## YOUR ASSIGNMENT
Tell how many lines in the data contain the string "into", using a single number as the whole reply.

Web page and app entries
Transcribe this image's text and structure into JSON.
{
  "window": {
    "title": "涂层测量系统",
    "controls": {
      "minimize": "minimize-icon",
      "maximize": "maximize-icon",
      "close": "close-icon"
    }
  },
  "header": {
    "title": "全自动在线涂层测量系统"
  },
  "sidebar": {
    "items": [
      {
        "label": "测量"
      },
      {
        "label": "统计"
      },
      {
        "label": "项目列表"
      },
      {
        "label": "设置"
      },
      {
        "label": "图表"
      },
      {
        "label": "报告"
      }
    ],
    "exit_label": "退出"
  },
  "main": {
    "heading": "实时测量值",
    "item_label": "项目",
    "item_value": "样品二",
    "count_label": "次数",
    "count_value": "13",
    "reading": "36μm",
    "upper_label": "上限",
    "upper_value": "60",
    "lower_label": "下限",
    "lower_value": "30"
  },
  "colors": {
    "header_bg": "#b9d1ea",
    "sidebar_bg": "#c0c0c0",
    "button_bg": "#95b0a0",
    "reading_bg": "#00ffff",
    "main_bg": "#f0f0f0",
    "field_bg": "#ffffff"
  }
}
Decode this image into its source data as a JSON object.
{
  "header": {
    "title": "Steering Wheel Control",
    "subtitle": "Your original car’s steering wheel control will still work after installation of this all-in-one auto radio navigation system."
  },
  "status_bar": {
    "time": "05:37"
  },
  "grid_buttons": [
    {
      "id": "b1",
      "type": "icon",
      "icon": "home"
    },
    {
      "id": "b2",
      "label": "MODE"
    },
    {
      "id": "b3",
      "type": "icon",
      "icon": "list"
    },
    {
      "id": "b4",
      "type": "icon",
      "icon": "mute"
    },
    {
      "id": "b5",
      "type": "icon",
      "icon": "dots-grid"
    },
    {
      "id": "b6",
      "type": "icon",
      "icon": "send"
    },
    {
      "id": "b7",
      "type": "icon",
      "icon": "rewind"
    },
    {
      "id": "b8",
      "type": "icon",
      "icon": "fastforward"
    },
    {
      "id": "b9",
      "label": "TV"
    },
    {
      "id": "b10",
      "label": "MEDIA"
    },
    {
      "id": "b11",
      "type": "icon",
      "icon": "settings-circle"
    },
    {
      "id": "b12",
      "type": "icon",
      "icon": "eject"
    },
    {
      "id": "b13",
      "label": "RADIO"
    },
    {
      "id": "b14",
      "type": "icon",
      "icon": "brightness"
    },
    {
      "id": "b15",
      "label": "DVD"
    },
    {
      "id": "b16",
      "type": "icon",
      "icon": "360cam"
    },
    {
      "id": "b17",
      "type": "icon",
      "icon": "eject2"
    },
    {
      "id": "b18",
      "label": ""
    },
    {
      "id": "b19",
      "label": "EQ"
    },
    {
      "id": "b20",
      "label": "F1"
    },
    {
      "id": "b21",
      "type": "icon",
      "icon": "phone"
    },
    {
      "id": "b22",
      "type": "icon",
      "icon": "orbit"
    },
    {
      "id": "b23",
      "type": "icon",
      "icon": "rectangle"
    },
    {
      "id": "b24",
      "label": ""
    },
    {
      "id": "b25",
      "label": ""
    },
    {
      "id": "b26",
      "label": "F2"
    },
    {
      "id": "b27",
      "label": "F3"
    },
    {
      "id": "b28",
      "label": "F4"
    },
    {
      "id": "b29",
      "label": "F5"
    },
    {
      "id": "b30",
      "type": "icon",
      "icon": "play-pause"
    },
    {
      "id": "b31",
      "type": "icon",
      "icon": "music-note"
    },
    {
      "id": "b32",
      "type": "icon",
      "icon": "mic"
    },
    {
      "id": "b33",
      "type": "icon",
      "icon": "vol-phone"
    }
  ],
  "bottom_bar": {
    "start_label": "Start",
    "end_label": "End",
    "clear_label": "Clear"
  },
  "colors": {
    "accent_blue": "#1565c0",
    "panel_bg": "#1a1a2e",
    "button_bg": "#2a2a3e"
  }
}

## THE COMPLETED TASK
2